→ **TASK GOAL**: Without the pictures, copy all of the data exactly.

Element data from apps and pages:
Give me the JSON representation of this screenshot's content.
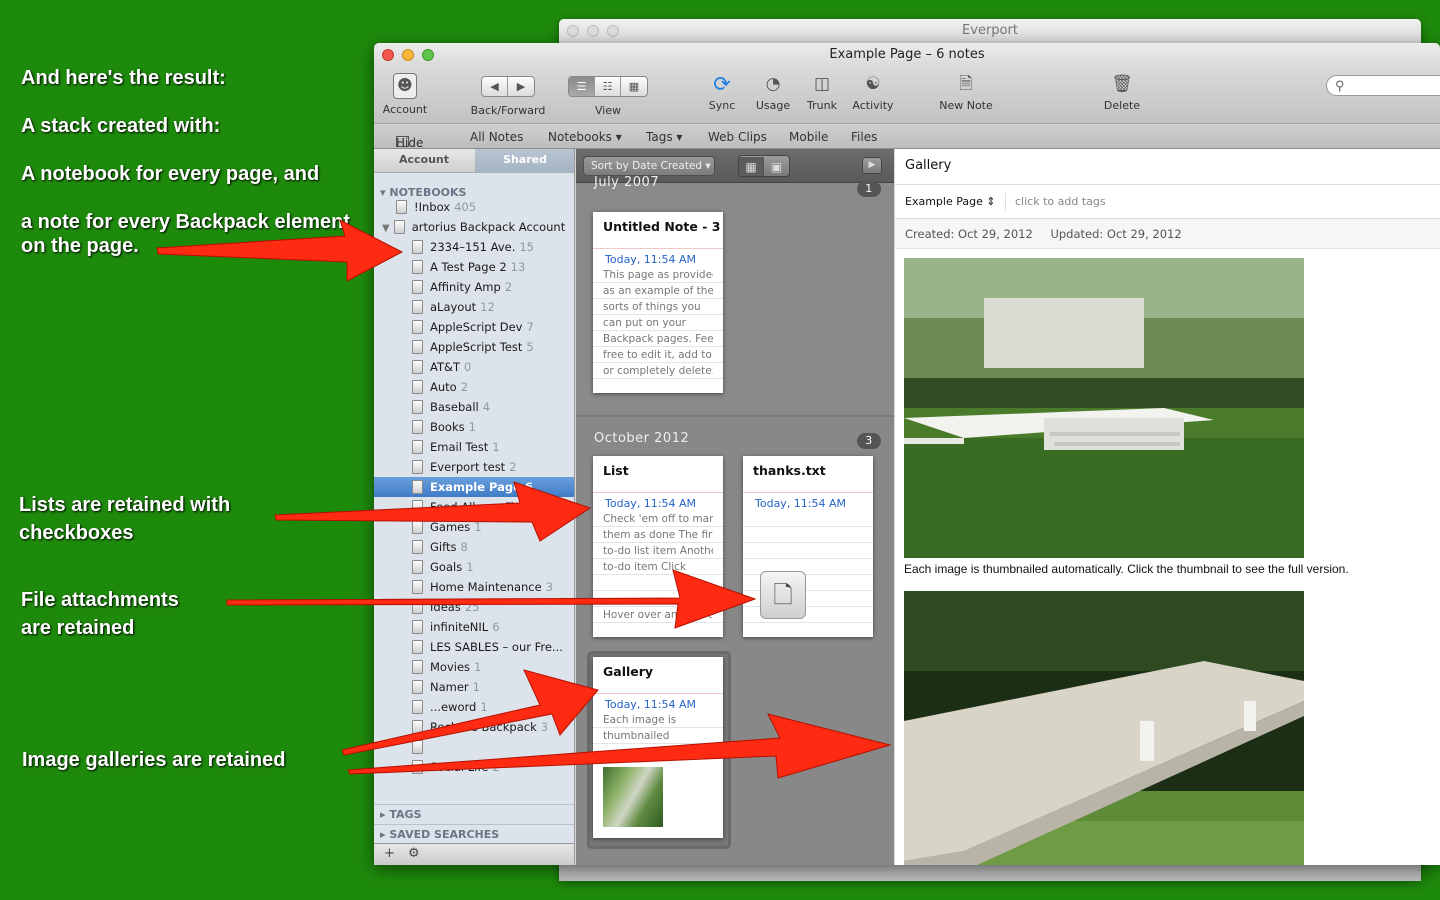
{
  "annotations": {
    "a1": "And here's the result:",
    "a2": "A stack created with:",
    "a3": "A notebook for every page, and",
    "a4": "a note for every Backpack element",
    "a4b": "on the page.",
    "a5": "Lists are retained with",
    "a5b": "checkboxes",
    "a6": "File attachments",
    "a6b": "are retained",
    "a7": "Image galleries are retained"
  },
  "bg_window": {
    "title": "Everport"
  },
  "window": {
    "title": "Example Page – 6 notes"
  },
  "toolbar": {
    "account": "Account",
    "backforward": "Back/Forward",
    "view": "View",
    "sync": "Sync",
    "usage": "Usage",
    "trunk": "Trunk",
    "activity": "Activity",
    "new_note": "New Note",
    "delete": "Delete"
  },
  "navbar": {
    "hide": "Hide",
    "all_notes": "All Notes",
    "notebooks": "Notebooks ▾",
    "tags": "Tags ▾",
    "web_clips": "Web Clips",
    "mobile": "Mobile",
    "files": "Files"
  },
  "sidebar": {
    "tab_account": "Account",
    "tab_shared": "Shared",
    "notebooks_header": "NOTEBOOKS",
    "tags_header": "TAGS",
    "saved_searches_header": "SAVED SEARCHES",
    "inbox": {
      "label": "!Inbox",
      "count": "405"
    },
    "stack": "artorius Backpack Account",
    "notebooks": [
      {
        "label": "2334–151 Ave.",
        "count": "15"
      },
      {
        "label": "A Test Page 2",
        "count": "13"
      },
      {
        "label": "Affinity Amp",
        "count": "2"
      },
      {
        "label": "aLayout",
        "count": "12"
      },
      {
        "label": "AppleScript Dev",
        "count": "7"
      },
      {
        "label": "AppleScript Test",
        "count": "5"
      },
      {
        "label": "AT&T",
        "count": "0"
      },
      {
        "label": "Auto",
        "count": "2"
      },
      {
        "label": "Baseball",
        "count": "4"
      },
      {
        "label": "Books",
        "count": "1"
      },
      {
        "label": "Email Test",
        "count": "1"
      },
      {
        "label": "Everport test",
        "count": "2"
      },
      {
        "label": "Example Page",
        "count": "6"
      },
      {
        "label": "Food Allergy Finder",
        "count": ""
      },
      {
        "label": "Games",
        "count": "1"
      },
      {
        "label": "Gifts",
        "count": "8"
      },
      {
        "label": "Goals",
        "count": "1"
      },
      {
        "label": "Home Maintenance",
        "count": "3"
      },
      {
        "label": "Ideas",
        "count": "25"
      },
      {
        "label": "infiniteNIL",
        "count": "6"
      },
      {
        "label": "LES SABLES – our Fre...",
        "count": ""
      },
      {
        "label": "Movies",
        "count": "1"
      },
      {
        "label": "Namer",
        "count": "1"
      },
      {
        "label": "...eword",
        "count": "1"
      },
      {
        "label": "Rocket's Backpack",
        "count": "3"
      },
      {
        "label": "",
        "count": ""
      },
      {
        "label": "Social Life",
        "count": "2"
      }
    ]
  },
  "notelist": {
    "sort": "Sort by Date Created",
    "groups": [
      {
        "label": "July 2007",
        "count": "1"
      },
      {
        "label": "October 2012",
        "count": "3"
      }
    ],
    "cards": [
      {
        "title": "Untitled Note - 3",
        "date": "Today, 11:54 AM",
        "body": [
          "This page as provided",
          "as an example of the",
          "sorts of things you",
          "can put on your",
          "Backpack pages. Feel",
          "free to edit it, add to it,",
          "or completely delete..."
        ]
      },
      {
        "title": "List",
        "date": "Today, 11:54 AM",
        "body": [
          "Check 'em off to mark",
          "them as done The first",
          "to-do list item Another",
          "to-do item Click",
          "",
          "",
          "Hover over an item t..."
        ]
      },
      {
        "title": "thanks.txt",
        "date": "Today, 11:54 AM",
        "body": []
      },
      {
        "title": "Gallery",
        "date": "Today, 11:54 AM",
        "body": [
          "Each image is",
          "thumbnailed"
        ]
      }
    ]
  },
  "note": {
    "title": "Gallery",
    "notebook": "Example Page",
    "tags_placeholder": "click to add tags",
    "created": "Created: Oct 29, 2012",
    "updated": "Updated: Oct 29, 2012",
    "caption": "Each image is thumbnailed automatically. Click the thumbnail to see the full version."
  },
  "colors": {
    "background": "#1e8a0c",
    "arrow": "#ff2a12",
    "selection": "#3f7bc7",
    "date": "#2463c8"
  }
}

→ **RESPONSE**:
Give me the JSON representation of this screenshot's content.
{
  "annotations": {
    "a1": "And here's the result:",
    "a2": "A stack created with:",
    "a3": "A notebook for every page, and",
    "a4": "a note for every Backpack element",
    "a4b": "on the page.",
    "a5": "Lists are retained with",
    "a5b": "checkboxes",
    "a6": "File attachments",
    "a6b": "are retained",
    "a7": "Image galleries are retained"
  },
  "bg_window": {
    "title": "Everport"
  },
  "window": {
    "title": "Example Page – 6 notes"
  },
  "toolbar": {
    "account": "Account",
    "backforward": "Back/Forward",
    "view": "View",
    "sync": "Sync",
    "usage": "Usage",
    "trunk": "Trunk",
    "activity": "Activity",
    "new_note": "New Note",
    "delete": "Delete"
  },
  "navbar": {
    "hide": "Hide",
    "all_notes": "All Notes",
    "notebooks": "Notebooks ▾",
    "tags": "Tags ▾",
    "web_clips": "Web Clips",
    "mobile": "Mobile",
    "files": "Files"
  },
  "sidebar": {
    "tab_account": "Account",
    "tab_shared": "Shared",
    "notebooks_header": "NOTEBOOKS",
    "tags_header": "TAGS",
    "saved_searches_header": "SAVED SEARCHES",
    "inbox": {
      "label": "!Inbox",
      "count": "405"
    },
    "stack": "artorius Backpack Account",
    "notebooks": [
      {
        "label": "2334–151 Ave.",
        "count": "15"
      },
      {
        "label": "A Test Page 2",
        "count": "13"
      },
      {
        "label": "Affinity Amp",
        "count": "2"
      },
      {
        "label": "aLayout",
        "count": "12"
      },
      {
        "label": "AppleScript Dev",
        "count": "7"
      },
      {
        "label": "AppleScript Test",
        "count": "5"
      },
      {
        "label": "AT&T",
        "count": "0"
      },
      {
        "label": "Auto",
        "count": "2"
      },
      {
        "label": "Baseball",
        "count": "4"
      },
      {
        "label": "Books",
        "count": "1"
      },
      {
        "label": "Email Test",
        "count": "1"
      },
      {
        "label": "Everport test",
        "count": "2"
      },
      {
        "label": "Example Page",
        "count": "6"
      },
      {
        "label": "Food Allergy Finder",
        "count": ""
      },
      {
        "label": "Games",
        "count": "1"
      },
      {
        "label": "Gifts",
        "count": "8"
      },
      {
        "label": "Goals",
        "count": "1"
      },
      {
        "label": "Home Maintenance",
        "count": "3"
      },
      {
        "label": "Ideas",
        "count": "25"
      },
      {
        "label": "infiniteNIL",
        "count": "6"
      },
      {
        "label": "LES SABLES – our Fre...",
        "count": ""
      },
      {
        "label": "Movies",
        "count": "1"
      },
      {
        "label": "Namer",
        "count": "1"
      },
      {
        "label": "...eword",
        "count": "1"
      },
      {
        "label": "Rocket's Backpack",
        "count": "3"
      },
      {
        "label": "",
        "count": ""
      },
      {
        "label": "Social Life",
        "count": "2"
      }
    ]
  },
  "notelist": {
    "sort": "Sort by Date Created",
    "groups": [
      {
        "label": "July 2007",
        "count": "1"
      },
      {
        "label": "October 2012",
        "count": "3"
      }
    ],
    "cards": [
      {
        "title": "Untitled Note - 3",
        "date": "Today, 11:54 AM",
        "body": [
          "This page as provided",
          "as an example of the",
          "sorts of things you",
          "can put on your",
          "Backpack pages. Feel",
          "free to edit it, add to it,",
          "or completely delete..."
        ]
      },
      {
        "title": "List",
        "date": "Today, 11:54 AM",
        "body": [
          "Check 'em off to mark",
          "them as done The first",
          "to-do list item Another",
          "to-do item Click",
          "",
          "",
          "Hover over an item t..."
        ]
      },
      {
        "title": "thanks.txt",
        "date": "Today, 11:54 AM",
        "body": []
      },
      {
        "title": "Gallery",
        "date": "Today, 11:54 AM",
        "body": [
          "Each image is",
          "thumbnailed"
        ]
      }
    ]
  },
  "note": {
    "title": "Gallery",
    "notebook": "Example Page",
    "tags_placeholder": "click to add tags",
    "created": "Created: Oct 29, 2012",
    "updated": "Updated: Oct 29, 2012",
    "caption": "Each image is thumbnailed automatically. Click the thumbnail to see the full version."
  },
  "colors": {
    "background": "#1e8a0c",
    "arrow": "#ff2a12",
    "selection": "#3f7bc7",
    "date": "#2463c8"
  }
}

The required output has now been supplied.